WORK REQUIRED :: Print the listing below exactly, minus its pictures.

BEGIN

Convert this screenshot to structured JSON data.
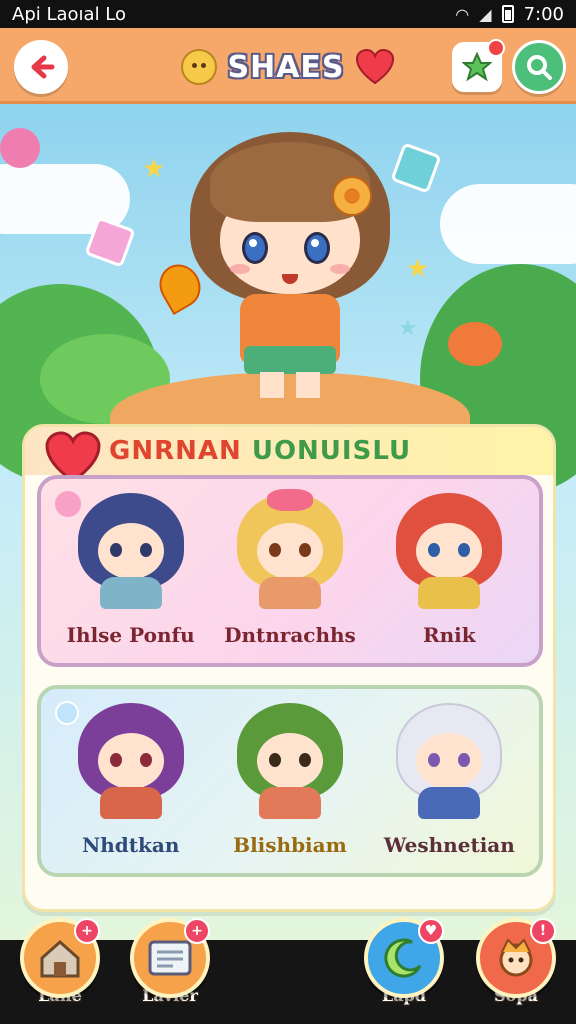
{
  "status_bar": {
    "carrier": "Api Laoıal Lo",
    "time": "7:00"
  },
  "header": {
    "title": "SHAES",
    "back_icon": "arrow-left-icon",
    "star_icon": "star-icon",
    "search_icon": "search-icon"
  },
  "panel": {
    "title_part1": "GNRNAN",
    "title_part2": "UONUISLU",
    "group_top": [
      {
        "name": "Ihlse Ponfu",
        "hair": "#3d4a8c",
        "outfit": "#7fb3c8"
      },
      {
        "name": "Dntnrachhs",
        "hair": "#f0c65a",
        "outfit": "#e89a6a"
      },
      {
        "name": "Rnik",
        "hair": "#e0503e",
        "outfit": "#e9c04a"
      }
    ],
    "group_bottom": [
      {
        "name": "Nhdtkan",
        "hair": "#7b3f9a",
        "outfit": "#d8664a"
      },
      {
        "name": "Blishbiam",
        "hair": "#5b9a3a",
        "outfit": "#e27a5a"
      },
      {
        "name": "Weshnetian",
        "hair": "#e8e8f2",
        "outfit": "#4a6ab8"
      }
    ]
  },
  "bottom_nav": [
    {
      "label": "Lane",
      "icon": "house-icon",
      "color": "#f6a24a",
      "badge": "+"
    },
    {
      "label": "Lavıer",
      "icon": "card-icon",
      "color": "#f6a24a",
      "badge": "+"
    },
    {
      "label": "Lapd",
      "icon": "moon-icon",
      "color": "#3fa6e8",
      "badge": "♥"
    },
    {
      "label": "Sopa",
      "icon": "mascot-icon",
      "color": "#f0694a",
      "badge": "!"
    }
  ],
  "colors": {
    "header": "#f6a86a",
    "accent_red": "#e0452f",
    "accent_green": "#3f9a4a"
  }
}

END

SOLVED EXERCISE ::
Convert this screenshot to structured JSON data.
{
  "status_bar": {
    "carrier": "Api Laoıal Lo",
    "time": "7:00"
  },
  "header": {
    "title": "SHAES",
    "back_icon": "arrow-left-icon",
    "star_icon": "star-icon",
    "search_icon": "search-icon"
  },
  "panel": {
    "title_part1": "GNRNAN",
    "title_part2": "UONUISLU",
    "group_top": [
      {
        "name": "Ihlse Ponfu",
        "hair": "#3d4a8c",
        "outfit": "#7fb3c8"
      },
      {
        "name": "Dntnrachhs",
        "hair": "#f0c65a",
        "outfit": "#e89a6a"
      },
      {
        "name": "Rnik",
        "hair": "#e0503e",
        "outfit": "#e9c04a"
      }
    ],
    "group_bottom": [
      {
        "name": "Nhdtkan",
        "hair": "#7b3f9a",
        "outfit": "#d8664a"
      },
      {
        "name": "Blishbiam",
        "hair": "#5b9a3a",
        "outfit": "#e27a5a"
      },
      {
        "name": "Weshnetian",
        "hair": "#e8e8f2",
        "outfit": "#4a6ab8"
      }
    ]
  },
  "bottom_nav": [
    {
      "label": "Lane",
      "icon": "house-icon",
      "color": "#f6a24a",
      "badge": "+"
    },
    {
      "label": "Lavıer",
      "icon": "card-icon",
      "color": "#f6a24a",
      "badge": "+"
    },
    {
      "label": "Lapd",
      "icon": "moon-icon",
      "color": "#3fa6e8",
      "badge": "♥"
    },
    {
      "label": "Sopa",
      "icon": "mascot-icon",
      "color": "#f0694a",
      "badge": "!"
    }
  ],
  "colors": {
    "header": "#f6a86a",
    "accent_red": "#e0452f",
    "accent_green": "#3f9a4a"
  }
}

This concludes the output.